- Your task
Filter the data below, keeping only lines that contain "settings".
________________________
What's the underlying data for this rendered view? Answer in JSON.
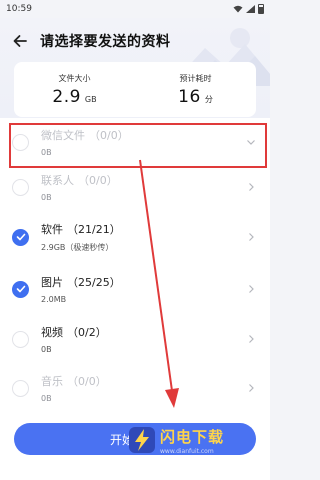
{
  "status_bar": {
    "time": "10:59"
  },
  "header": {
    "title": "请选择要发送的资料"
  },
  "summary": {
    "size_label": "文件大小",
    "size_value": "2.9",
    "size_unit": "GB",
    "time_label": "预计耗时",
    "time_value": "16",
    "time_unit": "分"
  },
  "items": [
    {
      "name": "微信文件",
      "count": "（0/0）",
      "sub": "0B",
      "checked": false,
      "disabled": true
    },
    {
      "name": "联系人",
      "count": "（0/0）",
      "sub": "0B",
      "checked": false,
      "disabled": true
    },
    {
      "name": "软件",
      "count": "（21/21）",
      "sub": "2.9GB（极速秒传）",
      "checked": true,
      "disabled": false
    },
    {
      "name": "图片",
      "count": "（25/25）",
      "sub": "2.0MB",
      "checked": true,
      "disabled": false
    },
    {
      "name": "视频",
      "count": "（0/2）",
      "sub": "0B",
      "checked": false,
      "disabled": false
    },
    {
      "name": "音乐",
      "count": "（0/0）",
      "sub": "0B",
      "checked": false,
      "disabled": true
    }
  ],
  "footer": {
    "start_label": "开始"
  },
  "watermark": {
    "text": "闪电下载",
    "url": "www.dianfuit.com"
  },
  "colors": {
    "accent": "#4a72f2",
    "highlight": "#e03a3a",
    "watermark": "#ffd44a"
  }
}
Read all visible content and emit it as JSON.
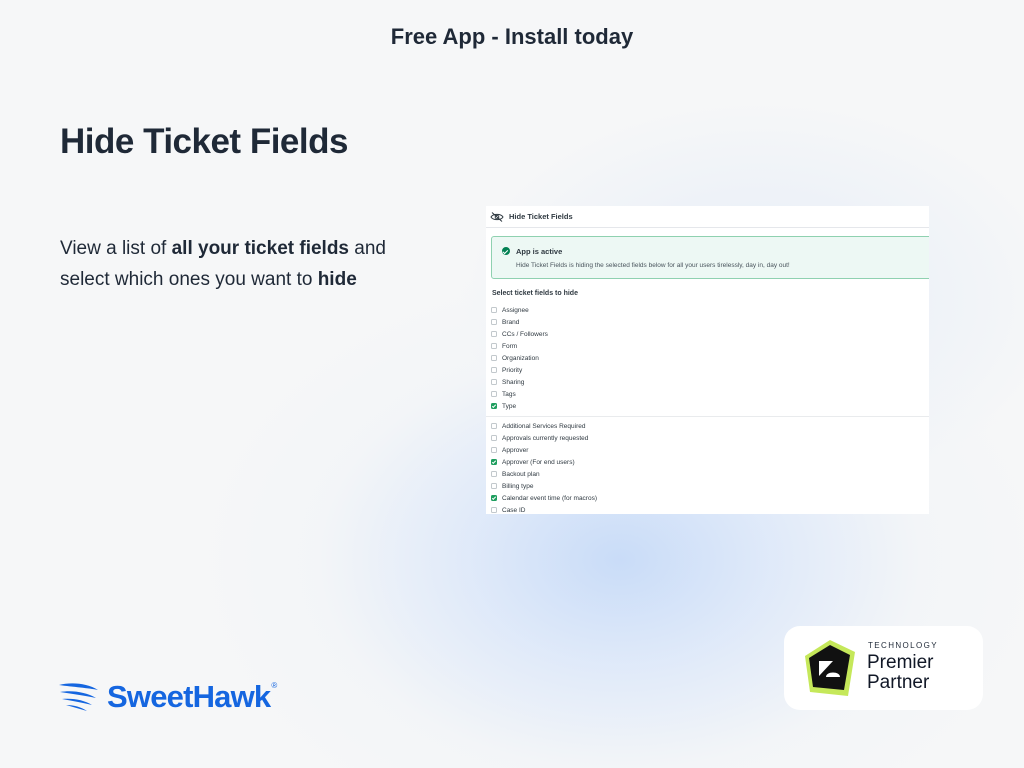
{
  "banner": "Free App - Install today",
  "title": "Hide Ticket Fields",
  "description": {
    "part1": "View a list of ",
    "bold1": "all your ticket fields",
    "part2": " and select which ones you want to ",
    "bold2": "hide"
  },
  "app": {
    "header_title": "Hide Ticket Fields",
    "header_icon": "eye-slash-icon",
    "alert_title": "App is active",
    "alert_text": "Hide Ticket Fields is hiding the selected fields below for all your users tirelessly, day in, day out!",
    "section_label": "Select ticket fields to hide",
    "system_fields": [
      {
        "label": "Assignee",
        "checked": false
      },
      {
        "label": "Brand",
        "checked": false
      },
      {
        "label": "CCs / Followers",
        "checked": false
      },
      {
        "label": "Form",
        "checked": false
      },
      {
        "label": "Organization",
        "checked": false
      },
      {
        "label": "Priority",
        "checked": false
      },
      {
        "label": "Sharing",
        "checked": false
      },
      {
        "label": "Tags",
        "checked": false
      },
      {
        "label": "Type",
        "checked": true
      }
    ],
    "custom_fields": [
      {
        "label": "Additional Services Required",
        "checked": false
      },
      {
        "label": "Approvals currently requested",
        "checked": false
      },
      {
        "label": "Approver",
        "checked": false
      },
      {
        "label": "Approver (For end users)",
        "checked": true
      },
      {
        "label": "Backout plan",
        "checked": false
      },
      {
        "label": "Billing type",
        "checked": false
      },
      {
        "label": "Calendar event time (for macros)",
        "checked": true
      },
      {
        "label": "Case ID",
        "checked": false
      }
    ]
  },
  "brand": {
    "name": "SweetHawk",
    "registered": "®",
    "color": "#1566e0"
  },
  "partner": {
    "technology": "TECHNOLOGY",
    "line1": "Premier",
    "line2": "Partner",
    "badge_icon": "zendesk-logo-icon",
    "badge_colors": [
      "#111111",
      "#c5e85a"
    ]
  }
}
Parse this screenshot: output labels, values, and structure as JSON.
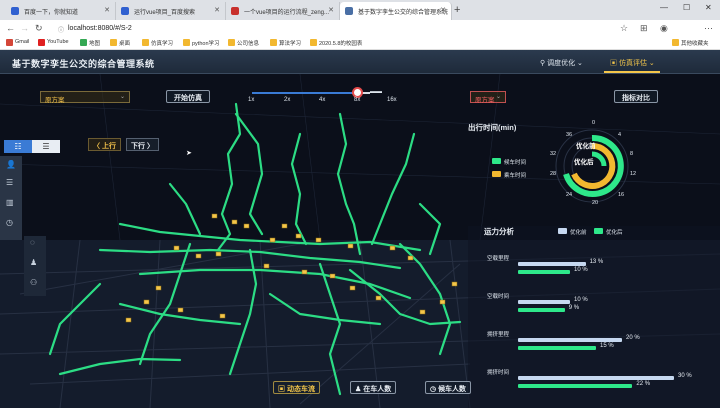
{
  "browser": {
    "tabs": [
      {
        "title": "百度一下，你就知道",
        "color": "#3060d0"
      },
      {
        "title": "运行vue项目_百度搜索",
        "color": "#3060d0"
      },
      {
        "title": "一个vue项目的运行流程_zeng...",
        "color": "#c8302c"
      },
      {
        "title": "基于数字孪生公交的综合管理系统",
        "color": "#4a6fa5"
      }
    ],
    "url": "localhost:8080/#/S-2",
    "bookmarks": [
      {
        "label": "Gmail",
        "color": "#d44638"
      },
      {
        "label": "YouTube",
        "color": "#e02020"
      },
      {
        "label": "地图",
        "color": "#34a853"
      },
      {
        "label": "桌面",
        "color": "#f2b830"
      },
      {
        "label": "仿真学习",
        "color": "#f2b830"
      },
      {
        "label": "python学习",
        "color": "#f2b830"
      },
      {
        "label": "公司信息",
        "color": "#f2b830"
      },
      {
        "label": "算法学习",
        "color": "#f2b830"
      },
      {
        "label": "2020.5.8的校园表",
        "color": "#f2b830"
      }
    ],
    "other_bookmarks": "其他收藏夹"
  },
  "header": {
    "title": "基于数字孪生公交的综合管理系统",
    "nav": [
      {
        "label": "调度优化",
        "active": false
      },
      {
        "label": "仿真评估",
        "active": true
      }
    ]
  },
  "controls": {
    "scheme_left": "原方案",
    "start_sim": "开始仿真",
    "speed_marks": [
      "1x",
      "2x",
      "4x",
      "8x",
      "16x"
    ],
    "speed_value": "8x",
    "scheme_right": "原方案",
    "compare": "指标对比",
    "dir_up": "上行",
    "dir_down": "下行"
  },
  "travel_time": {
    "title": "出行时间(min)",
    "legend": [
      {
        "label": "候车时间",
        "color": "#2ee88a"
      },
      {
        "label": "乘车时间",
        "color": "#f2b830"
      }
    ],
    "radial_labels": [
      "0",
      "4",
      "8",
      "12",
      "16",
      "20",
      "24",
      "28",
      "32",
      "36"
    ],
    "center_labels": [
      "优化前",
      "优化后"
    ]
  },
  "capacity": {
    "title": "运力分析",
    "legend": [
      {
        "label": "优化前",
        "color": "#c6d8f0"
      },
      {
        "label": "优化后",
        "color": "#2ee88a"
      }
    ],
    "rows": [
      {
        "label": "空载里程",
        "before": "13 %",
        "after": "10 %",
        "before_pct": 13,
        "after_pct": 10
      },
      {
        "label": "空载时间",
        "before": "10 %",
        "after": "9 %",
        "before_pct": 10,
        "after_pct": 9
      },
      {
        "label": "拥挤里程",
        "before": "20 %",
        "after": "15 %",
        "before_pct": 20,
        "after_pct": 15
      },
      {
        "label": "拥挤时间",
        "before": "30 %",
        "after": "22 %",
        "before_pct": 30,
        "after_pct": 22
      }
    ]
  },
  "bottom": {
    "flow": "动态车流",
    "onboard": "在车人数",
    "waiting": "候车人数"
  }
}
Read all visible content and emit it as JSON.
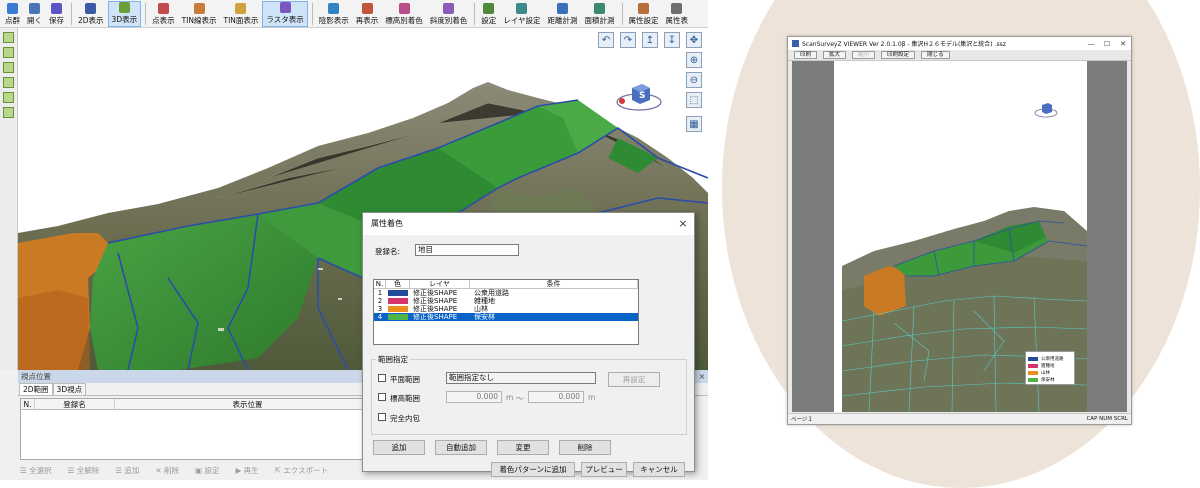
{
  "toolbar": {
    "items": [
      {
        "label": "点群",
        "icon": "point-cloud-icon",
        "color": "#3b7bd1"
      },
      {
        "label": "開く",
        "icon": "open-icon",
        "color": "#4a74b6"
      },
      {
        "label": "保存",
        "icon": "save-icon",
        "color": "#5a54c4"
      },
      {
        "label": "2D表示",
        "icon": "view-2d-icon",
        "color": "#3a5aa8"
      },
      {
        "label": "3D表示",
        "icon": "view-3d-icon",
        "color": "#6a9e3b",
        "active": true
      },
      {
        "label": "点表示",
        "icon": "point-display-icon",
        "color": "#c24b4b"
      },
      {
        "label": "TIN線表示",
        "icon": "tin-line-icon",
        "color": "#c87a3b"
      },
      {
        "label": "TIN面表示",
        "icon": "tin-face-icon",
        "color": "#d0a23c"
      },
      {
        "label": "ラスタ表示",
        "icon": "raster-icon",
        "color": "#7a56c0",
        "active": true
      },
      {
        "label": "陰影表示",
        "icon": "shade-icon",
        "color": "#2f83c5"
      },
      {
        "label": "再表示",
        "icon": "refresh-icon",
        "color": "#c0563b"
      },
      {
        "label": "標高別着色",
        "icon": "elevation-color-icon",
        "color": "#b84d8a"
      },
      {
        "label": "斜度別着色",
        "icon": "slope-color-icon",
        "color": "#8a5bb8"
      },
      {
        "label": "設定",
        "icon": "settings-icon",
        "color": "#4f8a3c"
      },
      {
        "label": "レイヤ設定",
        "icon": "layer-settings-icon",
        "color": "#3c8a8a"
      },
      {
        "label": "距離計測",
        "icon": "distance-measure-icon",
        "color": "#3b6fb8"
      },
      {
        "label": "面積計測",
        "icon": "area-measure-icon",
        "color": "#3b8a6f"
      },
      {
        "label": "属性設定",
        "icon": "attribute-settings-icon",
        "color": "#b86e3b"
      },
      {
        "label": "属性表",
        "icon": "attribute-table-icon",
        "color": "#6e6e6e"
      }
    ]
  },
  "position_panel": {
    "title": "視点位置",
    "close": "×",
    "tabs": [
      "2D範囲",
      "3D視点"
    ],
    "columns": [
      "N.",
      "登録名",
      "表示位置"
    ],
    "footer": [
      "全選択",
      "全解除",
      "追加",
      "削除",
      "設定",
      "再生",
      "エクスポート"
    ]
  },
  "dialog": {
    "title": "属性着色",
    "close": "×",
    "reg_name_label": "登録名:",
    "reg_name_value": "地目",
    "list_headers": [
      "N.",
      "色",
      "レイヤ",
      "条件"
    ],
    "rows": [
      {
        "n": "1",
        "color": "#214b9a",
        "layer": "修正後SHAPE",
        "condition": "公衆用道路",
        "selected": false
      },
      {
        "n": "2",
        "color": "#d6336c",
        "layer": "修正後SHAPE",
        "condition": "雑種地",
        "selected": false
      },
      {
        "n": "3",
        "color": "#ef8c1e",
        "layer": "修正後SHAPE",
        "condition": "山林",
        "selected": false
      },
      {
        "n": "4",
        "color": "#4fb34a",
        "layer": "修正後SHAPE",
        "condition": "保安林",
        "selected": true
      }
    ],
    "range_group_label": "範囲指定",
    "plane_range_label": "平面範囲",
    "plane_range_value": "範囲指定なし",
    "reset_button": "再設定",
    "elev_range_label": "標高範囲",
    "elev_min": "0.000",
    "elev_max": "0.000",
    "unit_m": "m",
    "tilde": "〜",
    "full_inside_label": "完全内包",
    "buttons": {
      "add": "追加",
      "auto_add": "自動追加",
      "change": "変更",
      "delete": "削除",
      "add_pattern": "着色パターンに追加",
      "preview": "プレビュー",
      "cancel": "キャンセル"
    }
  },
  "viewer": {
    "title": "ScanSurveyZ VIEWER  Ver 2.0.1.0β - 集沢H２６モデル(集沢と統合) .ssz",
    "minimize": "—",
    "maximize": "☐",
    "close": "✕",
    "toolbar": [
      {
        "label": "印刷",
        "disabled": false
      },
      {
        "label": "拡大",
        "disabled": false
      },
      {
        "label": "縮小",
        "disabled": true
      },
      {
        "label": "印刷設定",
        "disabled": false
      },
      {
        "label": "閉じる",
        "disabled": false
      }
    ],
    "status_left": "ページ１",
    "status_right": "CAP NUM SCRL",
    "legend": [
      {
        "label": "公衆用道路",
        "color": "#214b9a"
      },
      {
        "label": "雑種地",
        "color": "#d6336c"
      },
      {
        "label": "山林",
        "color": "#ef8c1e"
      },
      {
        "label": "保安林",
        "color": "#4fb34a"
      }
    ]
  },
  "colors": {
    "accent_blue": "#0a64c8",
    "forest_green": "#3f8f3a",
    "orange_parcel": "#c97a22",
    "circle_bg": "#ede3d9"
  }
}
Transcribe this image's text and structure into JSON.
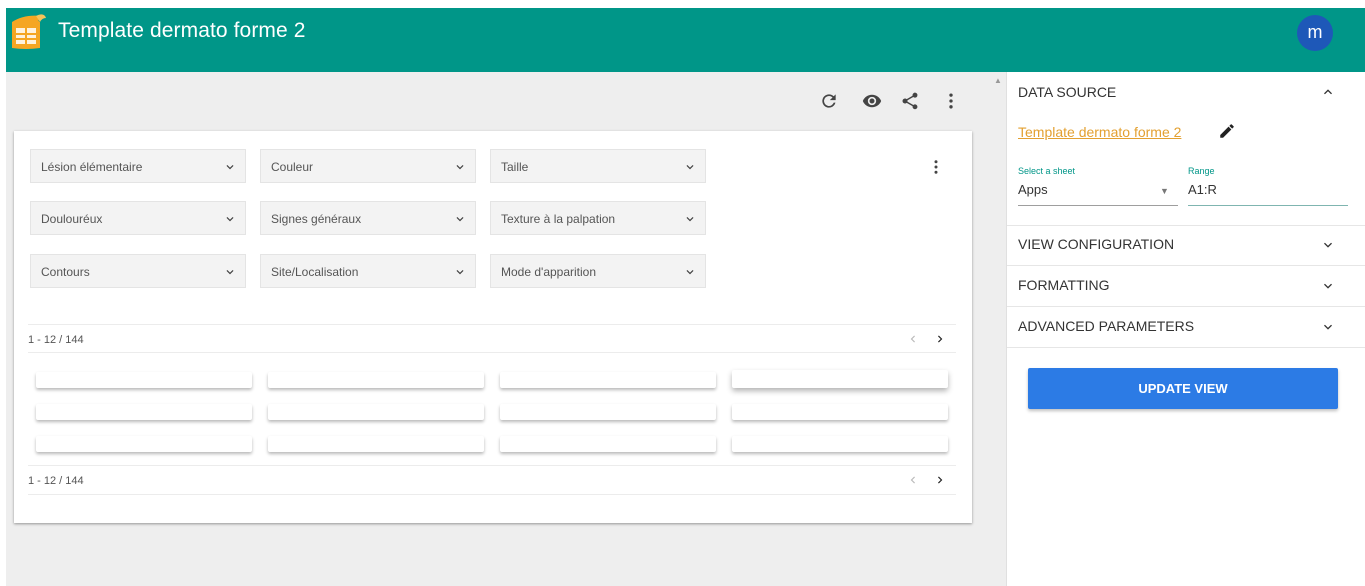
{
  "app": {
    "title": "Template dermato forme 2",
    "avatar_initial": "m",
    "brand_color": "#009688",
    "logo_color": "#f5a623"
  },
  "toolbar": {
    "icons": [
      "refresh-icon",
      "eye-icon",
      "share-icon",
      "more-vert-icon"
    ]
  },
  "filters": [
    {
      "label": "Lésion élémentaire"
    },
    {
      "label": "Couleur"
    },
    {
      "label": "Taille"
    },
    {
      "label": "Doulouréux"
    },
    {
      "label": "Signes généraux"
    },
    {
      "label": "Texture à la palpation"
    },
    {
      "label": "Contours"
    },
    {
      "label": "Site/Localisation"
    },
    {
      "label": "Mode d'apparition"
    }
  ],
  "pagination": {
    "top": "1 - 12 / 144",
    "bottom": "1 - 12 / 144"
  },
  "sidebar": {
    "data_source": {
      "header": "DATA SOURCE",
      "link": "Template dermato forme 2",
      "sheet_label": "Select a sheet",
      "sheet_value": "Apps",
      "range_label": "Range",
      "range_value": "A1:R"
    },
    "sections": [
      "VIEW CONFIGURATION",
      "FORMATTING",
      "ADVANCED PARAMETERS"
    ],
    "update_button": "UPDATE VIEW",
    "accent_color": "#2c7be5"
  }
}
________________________
- Result for this exercise
        "icon": "settings-icon",
        "icon": "layer-settings-icon",
        "icon": "attribute-settings-icon",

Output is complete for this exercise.